[Data records for software interfaces]
---*---

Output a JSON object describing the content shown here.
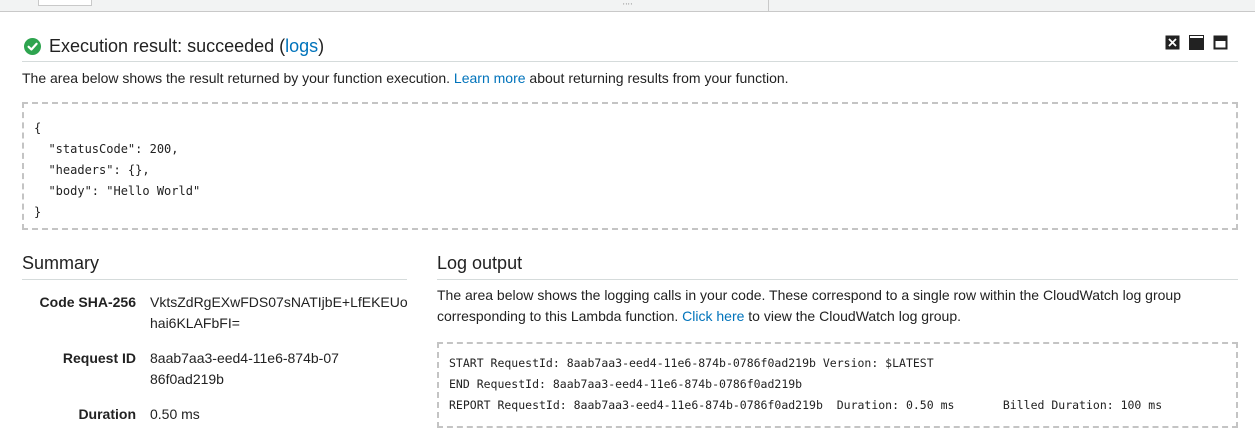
{
  "header": {
    "title_prefix": "Execution result: succeeded (",
    "logs_link": "logs",
    "title_suffix": ")"
  },
  "result_description": {
    "before": "The area below shows the result returned by your function execution. ",
    "link": "Learn more",
    "after": " about returning results from your function."
  },
  "result_body": "{\n  \"statusCode\": 200,\n  \"headers\": {},\n  \"body\": \"Hello World\"\n}",
  "summary": {
    "title": "Summary",
    "rows": [
      {
        "label": "Code SHA-256",
        "value": "VktsZdRgEXwFDS07sNATIjbE+LfEKEUohai6KLAFbFI="
      },
      {
        "label": "Request ID",
        "value": "8aab7aa3-eed4-11e6-874b-0786f0ad219b"
      },
      {
        "label": "Duration",
        "value": "0.50 ms"
      }
    ]
  },
  "log_output": {
    "title": "Log output",
    "desc_before": "The area below shows the logging calls in your code. These correspond to a single row within the CloudWatch log group corresponding to this Lambda function. ",
    "desc_link": "Click here",
    "desc_after": " to view the CloudWatch log group.",
    "lines": [
      "START RequestId: 8aab7aa3-eed4-11e6-874b-0786f0ad219b Version: $LATEST",
      "END RequestId: 8aab7aa3-eed4-11e6-874b-0786f0ad219b",
      "REPORT RequestId: 8aab7aa3-eed4-11e6-874b-0786f0ad219b  Duration: 0.50 ms       Billed Duration: 100 ms"
    ]
  },
  "colors": {
    "success": "#2ea44f",
    "link": "#0073bb"
  },
  "icons": [
    "check-circle-icon",
    "close-icon",
    "minimize-icon",
    "maximize-icon"
  ]
}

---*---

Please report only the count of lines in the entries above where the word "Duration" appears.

2